**What needs to be done:**
Go through the listing and write out each line exactly.

**Source material:**
*** Block opens ***

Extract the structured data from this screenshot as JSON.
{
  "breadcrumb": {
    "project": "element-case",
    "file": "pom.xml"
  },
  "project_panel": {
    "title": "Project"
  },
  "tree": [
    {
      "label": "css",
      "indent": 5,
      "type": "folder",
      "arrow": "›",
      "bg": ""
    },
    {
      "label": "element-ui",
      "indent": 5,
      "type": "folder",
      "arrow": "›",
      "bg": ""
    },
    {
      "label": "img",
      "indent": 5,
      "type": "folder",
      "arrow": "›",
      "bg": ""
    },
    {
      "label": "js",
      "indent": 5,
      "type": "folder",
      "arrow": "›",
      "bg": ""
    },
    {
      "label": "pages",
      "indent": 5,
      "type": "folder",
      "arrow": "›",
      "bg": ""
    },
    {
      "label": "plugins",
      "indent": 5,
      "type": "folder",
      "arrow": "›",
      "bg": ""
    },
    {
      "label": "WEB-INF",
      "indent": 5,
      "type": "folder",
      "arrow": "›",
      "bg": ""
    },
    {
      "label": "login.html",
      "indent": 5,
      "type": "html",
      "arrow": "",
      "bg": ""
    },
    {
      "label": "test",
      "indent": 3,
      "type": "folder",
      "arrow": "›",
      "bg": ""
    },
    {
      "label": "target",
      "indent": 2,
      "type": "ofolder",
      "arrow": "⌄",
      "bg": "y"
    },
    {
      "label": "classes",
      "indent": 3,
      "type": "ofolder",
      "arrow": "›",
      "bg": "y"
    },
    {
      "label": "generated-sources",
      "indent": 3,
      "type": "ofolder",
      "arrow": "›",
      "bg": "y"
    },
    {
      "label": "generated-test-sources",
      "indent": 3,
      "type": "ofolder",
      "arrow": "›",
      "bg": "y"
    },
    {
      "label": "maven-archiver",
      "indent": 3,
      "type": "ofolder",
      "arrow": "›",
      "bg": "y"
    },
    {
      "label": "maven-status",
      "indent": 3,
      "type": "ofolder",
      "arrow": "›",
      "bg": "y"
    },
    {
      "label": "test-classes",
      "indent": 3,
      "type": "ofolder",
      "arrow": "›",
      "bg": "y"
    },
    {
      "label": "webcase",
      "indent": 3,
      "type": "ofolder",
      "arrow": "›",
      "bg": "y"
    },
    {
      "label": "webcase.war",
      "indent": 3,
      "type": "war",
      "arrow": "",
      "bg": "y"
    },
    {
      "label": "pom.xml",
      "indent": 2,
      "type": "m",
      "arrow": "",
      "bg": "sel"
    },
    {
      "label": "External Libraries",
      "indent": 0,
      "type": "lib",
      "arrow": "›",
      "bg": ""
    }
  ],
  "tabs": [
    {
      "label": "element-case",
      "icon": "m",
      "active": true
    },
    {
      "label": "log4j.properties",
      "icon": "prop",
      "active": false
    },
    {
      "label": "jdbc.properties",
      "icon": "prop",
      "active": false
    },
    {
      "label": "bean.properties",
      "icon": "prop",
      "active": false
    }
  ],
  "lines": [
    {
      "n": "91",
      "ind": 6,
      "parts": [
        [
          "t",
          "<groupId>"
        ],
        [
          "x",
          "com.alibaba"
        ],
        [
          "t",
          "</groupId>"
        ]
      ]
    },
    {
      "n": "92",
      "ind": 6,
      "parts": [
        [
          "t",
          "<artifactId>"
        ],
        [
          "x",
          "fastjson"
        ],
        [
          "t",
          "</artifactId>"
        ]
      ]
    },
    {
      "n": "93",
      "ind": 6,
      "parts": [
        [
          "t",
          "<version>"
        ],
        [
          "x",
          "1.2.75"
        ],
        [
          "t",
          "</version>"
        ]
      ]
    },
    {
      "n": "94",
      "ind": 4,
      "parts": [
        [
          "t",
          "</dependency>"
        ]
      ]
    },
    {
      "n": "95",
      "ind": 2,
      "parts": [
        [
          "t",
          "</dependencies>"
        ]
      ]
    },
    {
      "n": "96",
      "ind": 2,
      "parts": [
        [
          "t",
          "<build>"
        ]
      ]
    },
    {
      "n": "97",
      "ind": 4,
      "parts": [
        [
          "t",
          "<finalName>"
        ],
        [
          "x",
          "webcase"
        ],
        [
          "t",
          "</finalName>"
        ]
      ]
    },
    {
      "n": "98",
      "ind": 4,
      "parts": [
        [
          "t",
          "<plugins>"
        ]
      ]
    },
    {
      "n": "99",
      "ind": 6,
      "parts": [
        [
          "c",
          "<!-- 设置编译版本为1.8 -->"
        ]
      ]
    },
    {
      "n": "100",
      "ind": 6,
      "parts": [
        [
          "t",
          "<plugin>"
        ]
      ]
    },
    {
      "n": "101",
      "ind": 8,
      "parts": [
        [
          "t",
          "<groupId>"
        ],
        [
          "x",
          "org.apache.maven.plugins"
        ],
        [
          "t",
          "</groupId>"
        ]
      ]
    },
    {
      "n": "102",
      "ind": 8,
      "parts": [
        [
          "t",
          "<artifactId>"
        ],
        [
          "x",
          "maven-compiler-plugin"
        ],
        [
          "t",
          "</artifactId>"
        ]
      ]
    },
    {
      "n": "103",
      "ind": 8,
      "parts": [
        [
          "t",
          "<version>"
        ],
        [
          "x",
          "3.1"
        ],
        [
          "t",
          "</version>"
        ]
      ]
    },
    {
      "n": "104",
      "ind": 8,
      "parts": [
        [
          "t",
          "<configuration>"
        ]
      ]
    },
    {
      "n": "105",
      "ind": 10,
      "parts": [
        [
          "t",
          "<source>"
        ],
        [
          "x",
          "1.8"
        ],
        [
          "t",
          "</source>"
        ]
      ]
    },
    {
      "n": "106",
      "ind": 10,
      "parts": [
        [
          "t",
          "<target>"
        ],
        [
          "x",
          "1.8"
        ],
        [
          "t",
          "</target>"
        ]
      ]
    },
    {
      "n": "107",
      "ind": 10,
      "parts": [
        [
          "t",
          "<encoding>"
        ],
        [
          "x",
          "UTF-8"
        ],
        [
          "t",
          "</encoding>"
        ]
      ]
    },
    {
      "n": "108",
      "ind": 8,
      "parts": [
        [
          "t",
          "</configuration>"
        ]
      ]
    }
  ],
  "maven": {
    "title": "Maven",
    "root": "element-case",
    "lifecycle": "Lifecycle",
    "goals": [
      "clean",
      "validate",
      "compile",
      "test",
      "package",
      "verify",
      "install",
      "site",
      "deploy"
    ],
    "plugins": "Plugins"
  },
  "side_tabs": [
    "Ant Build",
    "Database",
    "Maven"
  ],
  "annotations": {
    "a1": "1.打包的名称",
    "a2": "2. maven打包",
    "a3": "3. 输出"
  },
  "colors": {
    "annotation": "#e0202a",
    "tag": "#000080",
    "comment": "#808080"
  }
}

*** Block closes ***

**Answer:**
Extract the structured data from this screenshot as JSON.
{
  "breadcrumb": {
    "project": "element-case",
    "file": "pom.xml"
  },
  "project_panel": {
    "title": "Project"
  },
  "tree": [
    {
      "label": "css",
      "indent": 5,
      "type": "folder",
      "arrow": "›",
      "bg": ""
    },
    {
      "label": "element-ui",
      "indent": 5,
      "type": "folder",
      "arrow": "›",
      "bg": ""
    },
    {
      "label": "img",
      "indent": 5,
      "type": "folder",
      "arrow": "›",
      "bg": ""
    },
    {
      "label": "js",
      "indent": 5,
      "type": "folder",
      "arrow": "›",
      "bg": ""
    },
    {
      "label": "pages",
      "indent": 5,
      "type": "folder",
      "arrow": "›",
      "bg": ""
    },
    {
      "label": "plugins",
      "indent": 5,
      "type": "folder",
      "arrow": "›",
      "bg": ""
    },
    {
      "label": "WEB-INF",
      "indent": 5,
      "type": "folder",
      "arrow": "›",
      "bg": ""
    },
    {
      "label": "login.html",
      "indent": 5,
      "type": "html",
      "arrow": "",
      "bg": ""
    },
    {
      "label": "test",
      "indent": 3,
      "type": "folder",
      "arrow": "›",
      "bg": ""
    },
    {
      "label": "target",
      "indent": 2,
      "type": "ofolder",
      "arrow": "⌄",
      "bg": "y"
    },
    {
      "label": "classes",
      "indent": 3,
      "type": "ofolder",
      "arrow": "›",
      "bg": "y"
    },
    {
      "label": "generated-sources",
      "indent": 3,
      "type": "ofolder",
      "arrow": "›",
      "bg": "y"
    },
    {
      "label": "generated-test-sources",
      "indent": 3,
      "type": "ofolder",
      "arrow": "›",
      "bg": "y"
    },
    {
      "label": "maven-archiver",
      "indent": 3,
      "type": "ofolder",
      "arrow": "›",
      "bg": "y"
    },
    {
      "label": "maven-status",
      "indent": 3,
      "type": "ofolder",
      "arrow": "›",
      "bg": "y"
    },
    {
      "label": "test-classes",
      "indent": 3,
      "type": "ofolder",
      "arrow": "›",
      "bg": "y"
    },
    {
      "label": "webcase",
      "indent": 3,
      "type": "ofolder",
      "arrow": "›",
      "bg": "y"
    },
    {
      "label": "webcase.war",
      "indent": 3,
      "type": "war",
      "arrow": "",
      "bg": "y"
    },
    {
      "label": "pom.xml",
      "indent": 2,
      "type": "m",
      "arrow": "",
      "bg": "sel"
    },
    {
      "label": "External Libraries",
      "indent": 0,
      "type": "lib",
      "arrow": "›",
      "bg": ""
    }
  ],
  "tabs": [
    {
      "label": "element-case",
      "icon": "m",
      "active": true
    },
    {
      "label": "log4j.properties",
      "icon": "prop",
      "active": false
    },
    {
      "label": "jdbc.properties",
      "icon": "prop",
      "active": false
    },
    {
      "label": "bean.properties",
      "icon": "prop",
      "active": false
    }
  ],
  "lines": [
    {
      "n": "91",
      "ind": 6,
      "parts": [
        [
          "t",
          "<groupId>"
        ],
        [
          "x",
          "com.alibaba"
        ],
        [
          "t",
          "</groupId>"
        ]
      ]
    },
    {
      "n": "92",
      "ind": 6,
      "parts": [
        [
          "t",
          "<artifactId>"
        ],
        [
          "x",
          "fastjson"
        ],
        [
          "t",
          "</artifactId>"
        ]
      ]
    },
    {
      "n": "93",
      "ind": 6,
      "parts": [
        [
          "t",
          "<version>"
        ],
        [
          "x",
          "1.2.75"
        ],
        [
          "t",
          "</version>"
        ]
      ]
    },
    {
      "n": "94",
      "ind": 4,
      "parts": [
        [
          "t",
          "</dependency>"
        ]
      ]
    },
    {
      "n": "95",
      "ind": 2,
      "parts": [
        [
          "t",
          "</dependencies>"
        ]
      ]
    },
    {
      "n": "96",
      "ind": 2,
      "parts": [
        [
          "t",
          "<build>"
        ]
      ]
    },
    {
      "n": "97",
      "ind": 4,
      "parts": [
        [
          "t",
          "<finalName>"
        ],
        [
          "x",
          "webcase"
        ],
        [
          "t",
          "</finalName>"
        ]
      ]
    },
    {
      "n": "98",
      "ind": 4,
      "parts": [
        [
          "t",
          "<plugins>"
        ]
      ]
    },
    {
      "n": "99",
      "ind": 6,
      "parts": [
        [
          "c",
          "<!-- 设置编译版本为1.8 -->"
        ]
      ]
    },
    {
      "n": "100",
      "ind": 6,
      "parts": [
        [
          "t",
          "<plugin>"
        ]
      ]
    },
    {
      "n": "101",
      "ind": 8,
      "parts": [
        [
          "t",
          "<groupId>"
        ],
        [
          "x",
          "org.apache.maven.plugins"
        ],
        [
          "t",
          "</groupId>"
        ]
      ]
    },
    {
      "n": "102",
      "ind": 8,
      "parts": [
        [
          "t",
          "<artifactId>"
        ],
        [
          "x",
          "maven-compiler-plugin"
        ],
        [
          "t",
          "</artifactId>"
        ]
      ]
    },
    {
      "n": "103",
      "ind": 8,
      "parts": [
        [
          "t",
          "<version>"
        ],
        [
          "x",
          "3.1"
        ],
        [
          "t",
          "</version>"
        ]
      ]
    },
    {
      "n": "104",
      "ind": 8,
      "parts": [
        [
          "t",
          "<configuration>"
        ]
      ]
    },
    {
      "n": "105",
      "ind": 10,
      "parts": [
        [
          "t",
          "<source>"
        ],
        [
          "x",
          "1.8"
        ],
        [
          "t",
          "</source>"
        ]
      ]
    },
    {
      "n": "106",
      "ind": 10,
      "parts": [
        [
          "t",
          "<target>"
        ],
        [
          "x",
          "1.8"
        ],
        [
          "t",
          "</target>"
        ]
      ]
    },
    {
      "n": "107",
      "ind": 10,
      "parts": [
        [
          "t",
          "<encoding>"
        ],
        [
          "x",
          "UTF-8"
        ],
        [
          "t",
          "</encoding>"
        ]
      ]
    },
    {
      "n": "108",
      "ind": 8,
      "parts": [
        [
          "t",
          "</configuration>"
        ]
      ]
    }
  ],
  "maven": {
    "title": "Maven",
    "root": "element-case",
    "lifecycle": "Lifecycle",
    "goals": [
      "clean",
      "validate",
      "compile",
      "test",
      "package",
      "verify",
      "install",
      "site",
      "deploy"
    ],
    "plugins": "Plugins"
  },
  "side_tabs": [
    "Ant Build",
    "Database",
    "Maven"
  ],
  "annotations": {
    "a1": "1.打包的名称",
    "a2": "2. maven打包",
    "a3": "3. 输出"
  },
  "colors": {
    "annotation": "#e0202a",
    "tag": "#000080",
    "comment": "#808080"
  }
}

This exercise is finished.